> [YOUR ASSIGNMENT]: Look through the listing below for lines containing the word "numbers". State only their number.
'''
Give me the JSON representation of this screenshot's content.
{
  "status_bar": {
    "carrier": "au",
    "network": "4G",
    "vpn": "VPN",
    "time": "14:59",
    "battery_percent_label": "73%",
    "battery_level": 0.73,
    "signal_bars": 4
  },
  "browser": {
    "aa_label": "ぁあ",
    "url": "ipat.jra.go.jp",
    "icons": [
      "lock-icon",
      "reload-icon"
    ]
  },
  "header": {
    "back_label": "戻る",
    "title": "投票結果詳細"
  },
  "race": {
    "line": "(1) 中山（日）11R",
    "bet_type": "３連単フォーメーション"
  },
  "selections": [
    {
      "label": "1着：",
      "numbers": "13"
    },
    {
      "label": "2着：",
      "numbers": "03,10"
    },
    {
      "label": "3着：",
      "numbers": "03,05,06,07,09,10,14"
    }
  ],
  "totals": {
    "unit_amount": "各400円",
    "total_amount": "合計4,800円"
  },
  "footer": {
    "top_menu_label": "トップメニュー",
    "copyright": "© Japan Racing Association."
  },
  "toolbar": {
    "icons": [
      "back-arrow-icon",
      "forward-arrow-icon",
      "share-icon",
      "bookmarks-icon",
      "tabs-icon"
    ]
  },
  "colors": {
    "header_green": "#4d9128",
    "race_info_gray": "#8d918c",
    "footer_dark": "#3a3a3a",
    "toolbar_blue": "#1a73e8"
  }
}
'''
> [EXERCISE OUTPUT]: 3